About the index
The Living Planet Index (LPI) is a measure of the state of global biological diversity based on population trends of vertebrate species from around the world. It does this in much the same way that a stock market index tracks the value of a set of shares or a retail price index tracks the cost of a basket of consumer goods.
The Living Planet Database (LPD) currently holds time-series data for over 18,000 populations of more than 3,600 mammal, bird, fish, reptile and amphibian species from around the world, which are gathered from a variety of sources such as journals, online databases and government reports.
Using a method developed by ZSL and WWF, these species population trends are aggregated to produce indices of the state of biodiversity for communication and informing policy.
The rest of our work focusses on expanding the coverage of LPI data to more broadly represent vertebrate biodiversity from all around the globe and disaggregating the index to measure trends in different thematic areas.
This includes assessing the changes in different taxonomic groups, looking at species trends at a national or regional level, identifying how different threats affect populations and providing an insight into how conservation intervention can promote species recoveries.
Living Planet Report
The results of the global Living Panet Index (LPI) are published biennially in WWF's Living Planet Report (LPR), a leading science-based publication on the state of the planet and associated challenges and solutions.
WWF’s LPR is produced in collaboration with ZSL and a number of other organisations including the Global Footprint Network who develop the Ecological Footprint, measuring human pressures and impacts on the planet.
Each chapter in the LPR presents a different topic, from the state of the natural world to human impacts on the planet and root causes; finally, each report outlines solutions for reducing the impact of human activity and new approaches for a sustainable planet.
ZSL contributes to the chapter on the state of the natural planet and it is here that we publish the latest results from the LPI. Firstly we present the global LPI to indicate the current state of biodiversity on the planet and then we disaggregate this index into a terrestrial, freshwater and marine LPI to show how trends vary according to the system in which a species lives.
In depth analysis on different habitats, species groups and individual species examples are also produced to illustrate the prevalent issues currently affecting biodiversity and how these are affecting species.
Living Planet Report 2016

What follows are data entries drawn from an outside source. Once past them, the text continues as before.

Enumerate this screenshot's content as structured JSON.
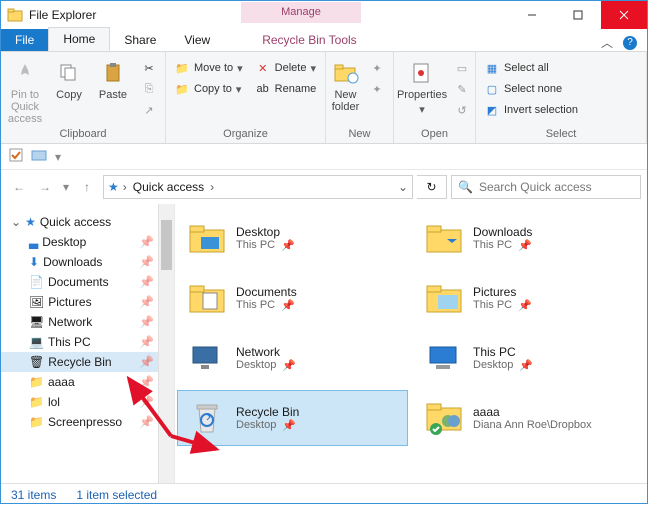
{
  "window": {
    "title": "File Explorer"
  },
  "manage": {
    "heading": "Manage",
    "context_tab": "Recycle Bin Tools"
  },
  "tabs": {
    "file": "File",
    "home": "Home",
    "share": "Share",
    "view": "View"
  },
  "ribbon": {
    "pin": "Pin to Quick access",
    "copy": "Copy",
    "paste": "Paste",
    "cut": "Cut",
    "copypath": "Copy path",
    "pasteshort": "Paste shortcut",
    "moveto": "Move to",
    "copyto": "Copy to",
    "delete": "Delete",
    "rename": "Rename",
    "newfolder": "New folder",
    "newitem": "New item",
    "easy": "Easy access",
    "properties": "Properties",
    "open": "Open",
    "edit": "Edit",
    "history": "History",
    "selectall": "Select all",
    "selectnone": "Select none",
    "invert": "Invert selection",
    "groups": {
      "clipboard": "Clipboard",
      "organize": "Organize",
      "new": "New",
      "open": "Open",
      "select": "Select"
    }
  },
  "address": {
    "root": "Quick access",
    "chev": "›"
  },
  "search": {
    "placeholder": "Search Quick access"
  },
  "sidebar": {
    "quick": "Quick access",
    "items": [
      {
        "label": "Desktop"
      },
      {
        "label": "Downloads"
      },
      {
        "label": "Documents"
      },
      {
        "label": "Pictures"
      },
      {
        "label": "Network"
      },
      {
        "label": "This PC"
      },
      {
        "label": "Recycle Bin"
      },
      {
        "label": "aaaa"
      },
      {
        "label": "lol"
      },
      {
        "label": "Screenpresso"
      }
    ]
  },
  "content": {
    "items": [
      {
        "name": "Desktop",
        "sub": "This PC"
      },
      {
        "name": "Downloads",
        "sub": "This PC"
      },
      {
        "name": "Documents",
        "sub": "This PC"
      },
      {
        "name": "Pictures",
        "sub": "This PC"
      },
      {
        "name": "Network",
        "sub": "Desktop"
      },
      {
        "name": "This PC",
        "sub": "Desktop"
      },
      {
        "name": "Recycle Bin",
        "sub": "Desktop"
      },
      {
        "name": "aaaa",
        "sub": "Diana Ann Roe\\Dropbox"
      }
    ]
  },
  "status": {
    "count": "31 items",
    "selected": "1 item selected"
  }
}
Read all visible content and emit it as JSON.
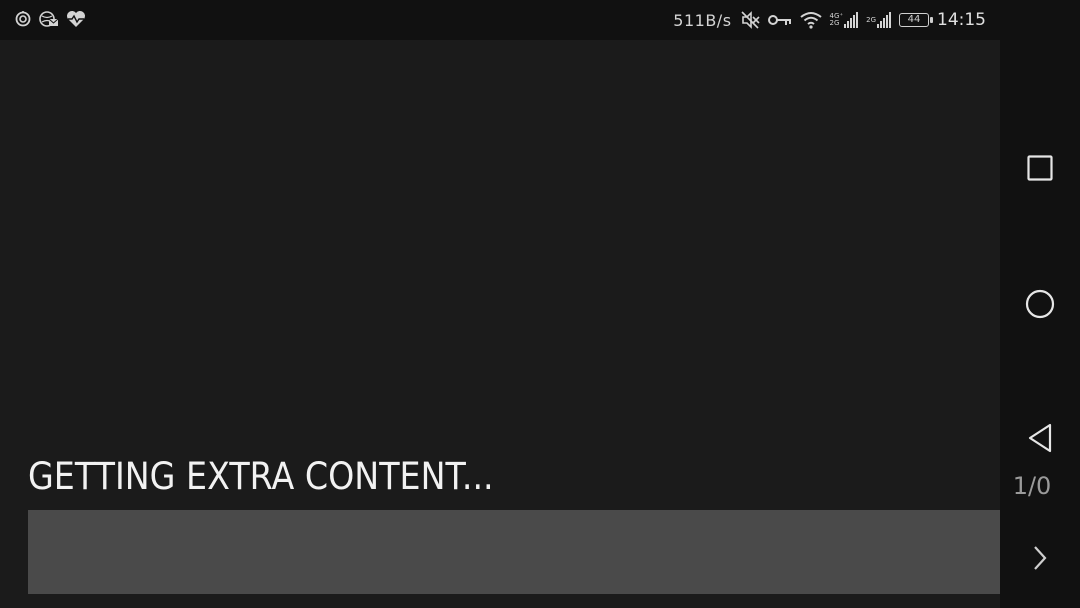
{
  "status_bar": {
    "left_icons": [
      "location-target-icon",
      "globe-mail-icon",
      "heart-pulse-icon"
    ],
    "net_speed": "511B/s",
    "right_icons": [
      "mute-icon",
      "vpn-key-icon",
      "wifi-icon"
    ],
    "signal_label_1_top": "4G⁺",
    "signal_label_1_bottom": "2G",
    "signal_label_2": "2G",
    "battery_level": "44",
    "time": "14:15"
  },
  "main": {
    "loading_text": "GETTING EXTRA CONTENT...",
    "counter": "1/0",
    "progress": 0,
    "next_icon": "chevron-right-icon"
  },
  "nav_bar": {
    "buttons": [
      "recents-square-icon",
      "home-circle-icon",
      "back-triangle-icon"
    ]
  }
}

The Living Panet Index data tells us how species are faring, by measuring trends in 14,152 monitored populations of 3,706 vertebrate species. It is not a census of all wildlife, but reports the average percentage change in size of over 14,000 wildlife populations monitored throughout the world.
Key findings in the Living Planet Report 2016 show that:
- From 1970 to 2012, there was a 58 per cent overall decline in vertebrate population sizes.
- In other words, the population abundance of mammals, birds, reptiles, amphibians and fish have, on average, dropped by more than half in little more than 40 years.
- This is an average annual decline of 2 per cent – and there is no sign yet that this rate will decrease.
- If this downward trend persists, species populations could decline on average by 67 per cent by 2020, within only half a century.